Durham Public Schools prioritizes “equity policy” following pandemic failures

Durham Public Schools recently issued a notice to families and the public to complete a survey on the district’s “equity policy,” which contains “five pillars of racial and educational equity.”

The notice was sent via email:

From: William Sudderth <William.Sudderth-III@dpsnc.net>
Date: April 26, 2021 at 7:42:38 PM EDT
To: 
Subject: Feedback on developing DPS Equity Policy (Eng/esp)
Reply-To: William Sudderth <William.Sudderth-III@dpsnc.net>

The Durham Public Schools Office of Equity Affairs convened an Equity Policy Task Force to develop an equity policy for the school district. The task force has now developed a drafted outline for the policy, which consists of five pillars of racial and educational equity. Here is where we need your help. We need your feedback to ensure the policy is reflective of the needs and desires of the Durham Public Schools community.
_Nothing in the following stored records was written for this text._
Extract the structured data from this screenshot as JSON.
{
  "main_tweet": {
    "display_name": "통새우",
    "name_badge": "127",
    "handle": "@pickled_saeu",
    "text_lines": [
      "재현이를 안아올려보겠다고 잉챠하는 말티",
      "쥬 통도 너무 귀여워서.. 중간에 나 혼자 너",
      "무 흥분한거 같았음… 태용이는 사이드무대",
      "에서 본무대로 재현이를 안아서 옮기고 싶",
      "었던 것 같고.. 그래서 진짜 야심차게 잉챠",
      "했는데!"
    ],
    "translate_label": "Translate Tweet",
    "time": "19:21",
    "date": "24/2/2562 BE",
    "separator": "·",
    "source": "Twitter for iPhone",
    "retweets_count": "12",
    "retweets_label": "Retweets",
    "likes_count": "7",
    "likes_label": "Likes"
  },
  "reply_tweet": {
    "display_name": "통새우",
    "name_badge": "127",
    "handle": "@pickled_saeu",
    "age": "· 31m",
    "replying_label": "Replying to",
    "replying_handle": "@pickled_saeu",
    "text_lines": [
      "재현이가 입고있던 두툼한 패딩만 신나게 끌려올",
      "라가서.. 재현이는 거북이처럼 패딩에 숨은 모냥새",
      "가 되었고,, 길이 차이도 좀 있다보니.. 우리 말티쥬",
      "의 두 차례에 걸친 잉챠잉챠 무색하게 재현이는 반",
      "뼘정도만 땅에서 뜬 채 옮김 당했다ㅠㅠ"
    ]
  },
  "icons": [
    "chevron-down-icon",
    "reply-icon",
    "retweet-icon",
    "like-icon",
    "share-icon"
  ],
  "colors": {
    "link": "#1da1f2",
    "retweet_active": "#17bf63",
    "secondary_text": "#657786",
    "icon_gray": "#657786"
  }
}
Specifically, at this time we would like you to review the five pillars of the policy and provide feedback.

Please click here to complete the English survey.

Please click here to complete the Spanish survey.

The survey has only three questions asking for feedback on the “five pillars.” The main question asks, “Do the pillars cover the main equity issues that need to be addressed?”

The website where the survey is hosted also contains the list of the “five pillars,” one of which is “disrupting systemic inequities,” a term Critical Race Theorists often use in tandem with “systemic racism.”

The “five pillars” are:

 

Durham Public Schools, Equity Policy, Five Pillars, Critical Race Theory

These “pillars” are apparently a priority of Durham Public Schools despite the majority of their students failing during the pandemic.

In February of this year, the Durham Herald reported that “55.5% of middle school and 42.8% of high school students got an “F” in one class or more during the first quarter.” That was a huge spike from “31.5% of middle school and 29.7% of high school students” failing during the same period in 2019.

Durham has also decided to give an “A” to all students on their end-of-year testing no matter what the actual score was.

The pandemic didn’t cause the problems in Durham Public Schools, it only shined a bigger spotlight on them.

As of 2019, there were 32,413 students enrolled in 54 schools in the Durham district. The majority of those schools (78%) had a C grade or lower.  11 were considered “low performing” by state standards.

A 4 schools 8.0%
B 7 schools 14.0%
C 24 schools 48.0%
D 14 schools 28.0%
F 1 school 2.0%

2018 was worse, however.

A 5 schools 10.0%
B 3 schools 6.0%
C 25 schools 50.0%
D 11 schools 22.0%
F 6 schools 12.0%

Per the state report card website, in 2019, 53% of Durham students in grades 3-8 were rated not proficient at math versus 41% statewide. Similarly in reading, ranked on a scale of one to five with five being the highest rate of proficiency, 53% of Durham students in those same grades were ranked below level 3.

For Math 1, usually taken by high schoolers but sometimes by eighth-graders, 69% were not proficient versus 59% at the state level.  Math 3 was not much better, with 63% of students not proficient.

That year, Durham’s per-pupil spending was around $11,728 – over $1,860 more than that state average level.

The lion’s share of Durham Public Schools’ spending was on benefits and salaries, totaling $307,237,652 or 80%.  It also spent $718, 406 (.2% versus the state level .8%) on “instructional equity.”

Durham Public Schools asked its county board for more money in 2019 despite declining enrollment.

Durham added a new staff member to its Office of Equity Affairs in its 2021-22 budget, an office that received a budget of $376,774 – a 51% increase over the previous year’s budget (2019-20) of $249,419.

As with the district’s main budget, the 2021-22 salaries and benefits were the biggest categories – $216,142 for salaries and $80,240 for benefits. The remainder was spent on purchased services, supplies, and materials.

About A.P. Dillon

A.P. Dillon is a freelance journalist and is currently writing at The North State Journal. She resides in the Triangle area of North Carolina. Find her on Twitter: @APDillon_
This entry was posted in A.P. Dillon (LL1885), Big Ed Complex, EDUCATION, EXCLUSIVE, Parental Rights, Racial Justice, Social Justice and tagged , , . Bookmark the permalink.